Shoot girl, you’ve gone and done it now.
Loretta stared, dazed, past the splintered windshield at the massive tree that had arisen from seemingly nowhere out of the deep black of the night and– to her great surprise- impaled itself intractably in the hood of Randy’s car. She’d meant to get Randy riled up when she took it - it was his baby, after all. Not that tonight's fight was different than any of the others – usually about money and not having enough of it – but Loretta was sick of the yelling and stormed out, taking the car for good measure. He saw her drive away. She knew, because she could hear him hollering all the way down the block, but he didn’t try to follow her. He might be ticked off, but Loretta knew he wasn’t going to do anything about it. Though he might now, once he sees what she’s done. Dammit.

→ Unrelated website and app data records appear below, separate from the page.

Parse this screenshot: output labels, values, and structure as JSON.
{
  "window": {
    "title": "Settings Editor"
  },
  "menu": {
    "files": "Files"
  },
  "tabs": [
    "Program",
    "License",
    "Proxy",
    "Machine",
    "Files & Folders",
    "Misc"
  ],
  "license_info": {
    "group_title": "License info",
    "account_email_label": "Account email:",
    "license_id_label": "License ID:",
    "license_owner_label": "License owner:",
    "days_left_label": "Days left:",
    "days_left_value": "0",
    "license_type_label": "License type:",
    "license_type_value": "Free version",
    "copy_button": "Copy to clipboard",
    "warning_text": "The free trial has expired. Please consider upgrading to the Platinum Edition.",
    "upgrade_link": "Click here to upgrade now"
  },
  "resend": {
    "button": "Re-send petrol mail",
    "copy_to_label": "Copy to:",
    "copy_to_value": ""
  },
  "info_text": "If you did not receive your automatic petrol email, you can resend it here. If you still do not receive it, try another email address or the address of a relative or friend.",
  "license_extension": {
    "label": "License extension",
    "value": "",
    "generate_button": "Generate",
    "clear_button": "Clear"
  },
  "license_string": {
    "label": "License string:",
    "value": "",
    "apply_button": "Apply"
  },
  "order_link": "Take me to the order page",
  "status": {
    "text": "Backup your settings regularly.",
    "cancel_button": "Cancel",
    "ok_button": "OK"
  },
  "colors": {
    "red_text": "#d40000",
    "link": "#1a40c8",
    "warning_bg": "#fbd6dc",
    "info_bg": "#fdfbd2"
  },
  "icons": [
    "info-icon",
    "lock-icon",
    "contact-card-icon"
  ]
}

Loretta fumbled in the glove compartment for a smoke but only came up with an empty, slightly crushed pack and a lighter. Maybe she should get out of the car, but she couldn’t stop shaking. She touched her brow and winced, felt a lump forming, the flesh swelling in direct proportion to the growing panic. Loretta had driven to her sister’s for cosmos, laughs and a little sympathy and left almost ready to forgive Randy. Or forgive him enough, anyway. It was a little blurry now. Loretta squinted, as though it might help her see the past more clearly. Or at least help with the headache. Help. She should probably get some help. It was after midnight. Randy might be worried. Or not. Randy got mad, but never worried.

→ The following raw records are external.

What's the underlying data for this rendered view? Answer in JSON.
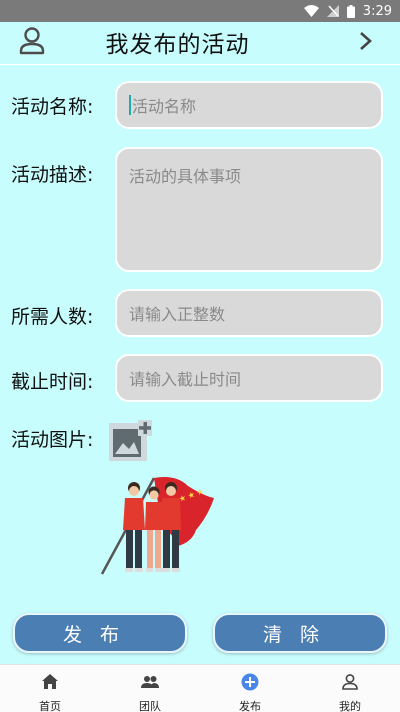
{
  "status": {
    "time": "3:29"
  },
  "header": {
    "title": "我发布的活动"
  },
  "form": {
    "name": {
      "label": "活动名称:",
      "placeholder": "活动名称"
    },
    "desc": {
      "label": "活动描述:",
      "placeholder": "活动的具体事项"
    },
    "people": {
      "label": "所需人数:",
      "placeholder": "请输入正整数"
    },
    "deadline": {
      "label": "截止时间:",
      "placeholder": "请输入截止时间"
    },
    "image": {
      "label": "活动图片:"
    }
  },
  "actions": {
    "publish": "发布",
    "clear": "清除"
  },
  "tabs": [
    {
      "label": "首页",
      "icon": "home-icon"
    },
    {
      "label": "团队",
      "icon": "team-icon"
    },
    {
      "label": "发布",
      "icon": "publish-icon"
    },
    {
      "label": "我的",
      "icon": "profile-icon"
    }
  ],
  "colors": {
    "background": "#c8fdfd",
    "button": "#4b7fb4",
    "active_tab": "#4a86e8"
  }
}
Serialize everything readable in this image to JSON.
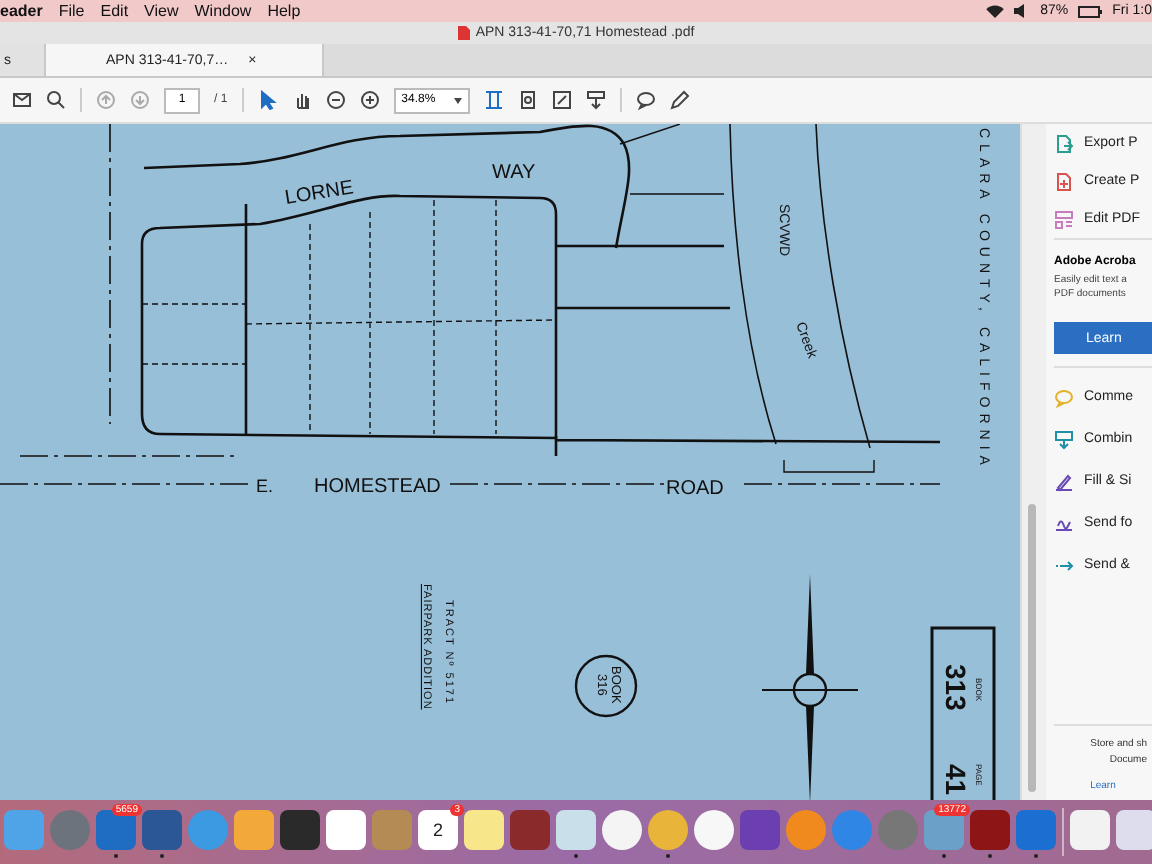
{
  "menu_bar": {
    "app": "eader",
    "items": [
      "File",
      "Edit",
      "View",
      "Window",
      "Help"
    ],
    "battery": "87%",
    "clock": "Fri 1:0"
  },
  "window": {
    "title": "APN 313-41-70,71 Homestead .pdf"
  },
  "tabs": [
    {
      "label": "s",
      "selected": false
    },
    {
      "label": "APN 313-41-70,7…",
      "selected": true,
      "close": "×"
    }
  ],
  "toolbar": {
    "page": "1",
    "page_count": "/ 1",
    "zoom": "34.8%"
  },
  "map": {
    "street_1": "LORNE",
    "street_2": "WAY",
    "road_1": "E.",
    "road_2": "HOMESTEAD",
    "road_3": "ROAD",
    "district": "SCVWD",
    "creek": "Creek",
    "county": "CLARA   COUNTY,   CALIFORNIA",
    "tract": "TRACT Nº 5171",
    "addition": "FAIRPARK ADDITION",
    "circle_book": "BOOK",
    "circle_number": "316",
    "box_book": "BOOK",
    "box_book_number": "313",
    "box_page": "PAGE",
    "box_page_number": "41"
  },
  "tools_panel": {
    "top_items": [
      {
        "label": "Export P",
        "kind": "export"
      },
      {
        "label": "Create P",
        "kind": "create"
      },
      {
        "label": "Edit PDF",
        "kind": "edit"
      }
    ],
    "promo": {
      "title": "Adobe Acroba",
      "text": "Easily edit text a PDF documents",
      "button": "Learn"
    },
    "items": [
      {
        "label": "Comme",
        "kind": "comment"
      },
      {
        "label": "Combin",
        "kind": "combine"
      },
      {
        "label": "Fill & Si",
        "kind": "fill"
      },
      {
        "label": "Send fo",
        "kind": "sign"
      },
      {
        "label": "Send &",
        "kind": "send"
      }
    ],
    "footer": {
      "text": "Store and sh Docume",
      "link": "Learn"
    }
  },
  "dock": [
    {
      "kind": "finder",
      "running": false
    },
    {
      "kind": "launchpad",
      "running": false
    },
    {
      "kind": "outlook",
      "running": true,
      "badge": "5659"
    },
    {
      "kind": "word",
      "running": true
    },
    {
      "kind": "safari",
      "running": false
    },
    {
      "kind": "pages",
      "running": false
    },
    {
      "kind": "keynote",
      "running": false
    },
    {
      "kind": "numbers",
      "running": false
    },
    {
      "kind": "contacts",
      "running": false
    },
    {
      "kind": "calendar",
      "running": false,
      "badge": "3",
      "date": "2"
    },
    {
      "kind": "notes",
      "running": false
    },
    {
      "kind": "photobooth",
      "running": false
    },
    {
      "kind": "preview",
      "running": true
    },
    {
      "kind": "music",
      "running": false
    },
    {
      "kind": "chrome",
      "running": true
    },
    {
      "kind": "photos",
      "running": false
    },
    {
      "kind": "imovie",
      "running": false
    },
    {
      "kind": "books",
      "running": false
    },
    {
      "kind": "appstore",
      "running": false
    },
    {
      "kind": "settings",
      "running": false
    },
    {
      "kind": "iphoto",
      "running": true,
      "badge": "13772"
    },
    {
      "kind": "acrobat",
      "running": true
    },
    {
      "kind": "teamviewer",
      "running": true
    },
    {
      "kind": "separator"
    },
    {
      "kind": "document",
      "running": false
    },
    {
      "kind": "trash",
      "running": false
    }
  ]
}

Loretta found her cell among the things scattered in the passenger seat footwell. She paused, then hit the speed-dial.
Loretta, that you?

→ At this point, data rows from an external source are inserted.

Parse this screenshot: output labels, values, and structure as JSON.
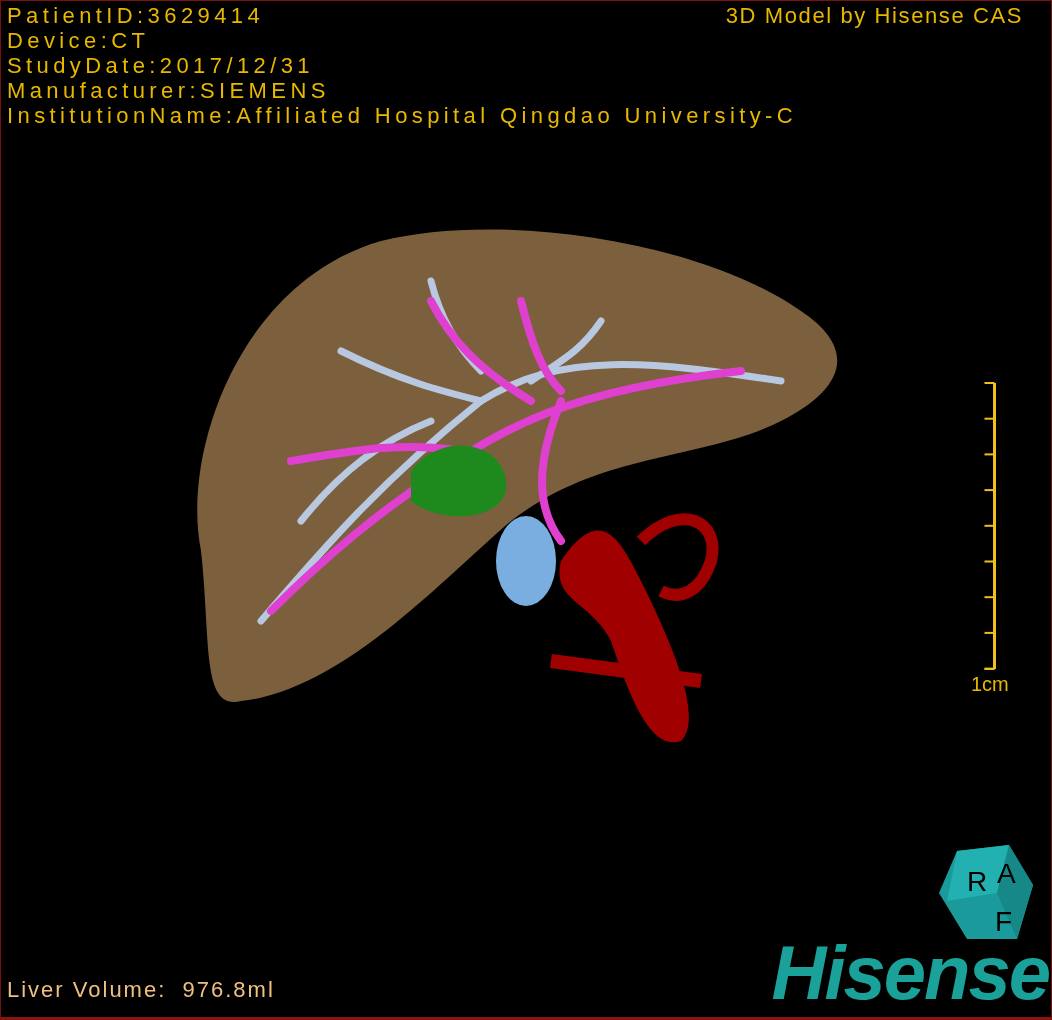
{
  "info_lines": [
    "PatientID:3629414",
    "Device:CT",
    "StudyDate:2017/12/31",
    "Manufacturer:SIEMENS",
    "InstitutionName:Affiliated Hospital Qingdao University-C"
  ],
  "title": "3D Model by Hisense CAS",
  "scale_bar": {
    "label": "1cm"
  },
  "orientation_cube": {
    "labels": [
      "R",
      "A",
      "F"
    ]
  },
  "logo": "Hisense",
  "liver_volume": "Liver Volume:  976.8ml"
}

Randy, it’s me, I..
Jeezus, ‘Retta, what were you thinking taking my car? Where the hell are you?
Randy, I -
I what? No, never mind, just bring it back. Jeezus.
She hung up and took a deep breath, willing strength back into her body. She pushed the door open and carefully set one foot, then the other on the earth. Everything ached and a wave of nausea welled up inside. She doubled over, retching. When she could finally stand, Loretta felt much more clear-headed. She inhaled the cool air and looked up.
Out here in the country the stars shone so bright. Loretta imagined she was the only one who could see their light, that she, Loretta James, was chosen specially to receive it. She thought about Randy and wondered if he'd bothered to wait up or if he went back to bed. She wished Randy would worry sometimes. About her, she meant. Even a little.
Loretta flicked the switch on the lighter, its flame bursting forth like the light from one of her stars. She touched it to the cigarette-less paper shell and watched as it caught fire before tenderly placing it on the driver’s seat and turning away.
Loretta's Ride is my entry for LitStack's Flash Fiction Challenge #9.